Dataset rows for apps and sites:
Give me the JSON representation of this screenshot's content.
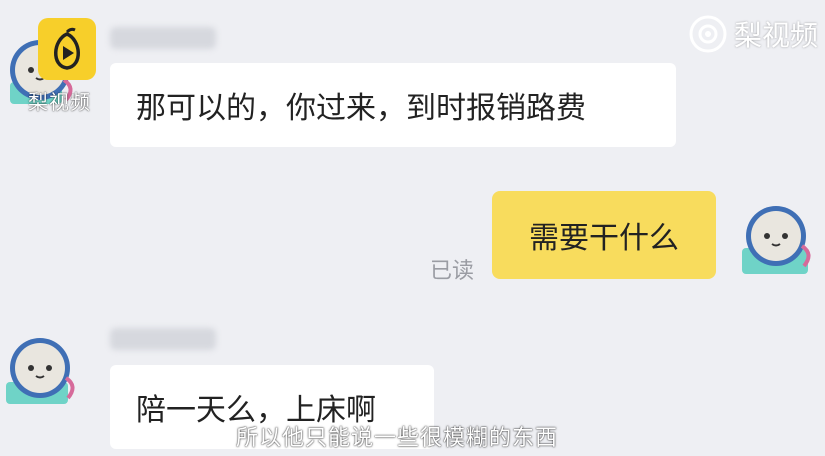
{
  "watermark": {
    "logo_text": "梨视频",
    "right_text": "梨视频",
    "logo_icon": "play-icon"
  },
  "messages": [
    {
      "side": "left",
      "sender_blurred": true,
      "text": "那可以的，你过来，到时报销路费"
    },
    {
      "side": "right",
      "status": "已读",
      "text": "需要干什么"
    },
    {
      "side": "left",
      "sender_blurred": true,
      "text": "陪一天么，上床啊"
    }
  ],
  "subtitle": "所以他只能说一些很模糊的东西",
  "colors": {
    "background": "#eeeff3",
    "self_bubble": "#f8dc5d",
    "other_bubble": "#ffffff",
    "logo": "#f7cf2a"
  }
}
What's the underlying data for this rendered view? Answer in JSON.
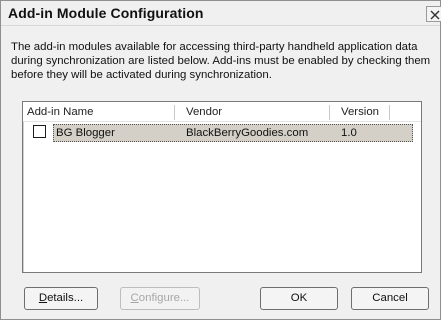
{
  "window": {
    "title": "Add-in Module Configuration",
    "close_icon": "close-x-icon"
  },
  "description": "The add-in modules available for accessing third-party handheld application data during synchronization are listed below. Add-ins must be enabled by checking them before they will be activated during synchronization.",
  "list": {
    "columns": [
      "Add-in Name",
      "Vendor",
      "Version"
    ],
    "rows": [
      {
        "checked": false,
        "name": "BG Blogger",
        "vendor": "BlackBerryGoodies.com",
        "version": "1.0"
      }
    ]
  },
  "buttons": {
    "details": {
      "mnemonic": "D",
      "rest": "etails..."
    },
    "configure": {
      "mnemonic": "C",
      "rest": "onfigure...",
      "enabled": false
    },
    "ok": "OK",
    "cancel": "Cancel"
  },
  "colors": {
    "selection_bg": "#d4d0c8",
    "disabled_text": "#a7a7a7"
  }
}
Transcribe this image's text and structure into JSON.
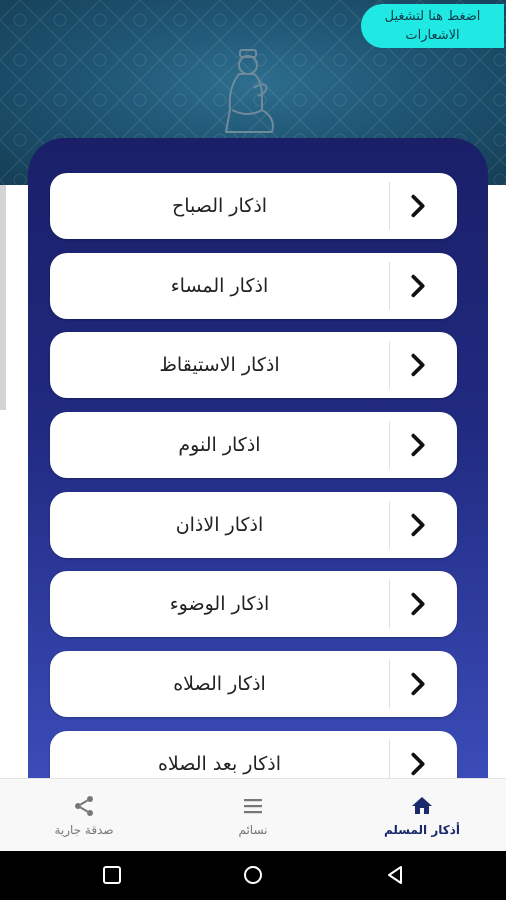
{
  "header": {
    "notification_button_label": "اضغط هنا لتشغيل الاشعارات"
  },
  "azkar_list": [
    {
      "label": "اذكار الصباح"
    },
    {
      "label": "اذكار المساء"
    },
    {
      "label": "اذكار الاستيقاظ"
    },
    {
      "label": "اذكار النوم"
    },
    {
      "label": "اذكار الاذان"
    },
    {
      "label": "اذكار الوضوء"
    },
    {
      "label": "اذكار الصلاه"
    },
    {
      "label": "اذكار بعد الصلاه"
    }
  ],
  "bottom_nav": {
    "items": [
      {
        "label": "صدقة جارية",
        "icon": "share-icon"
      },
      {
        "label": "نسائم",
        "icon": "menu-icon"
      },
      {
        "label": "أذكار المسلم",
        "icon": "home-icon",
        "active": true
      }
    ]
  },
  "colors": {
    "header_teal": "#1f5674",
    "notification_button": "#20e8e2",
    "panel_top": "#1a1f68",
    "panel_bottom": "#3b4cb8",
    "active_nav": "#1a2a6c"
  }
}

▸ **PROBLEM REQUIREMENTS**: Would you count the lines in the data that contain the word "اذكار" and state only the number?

▸ **OUTPUT OF THE EXERCISE**: 8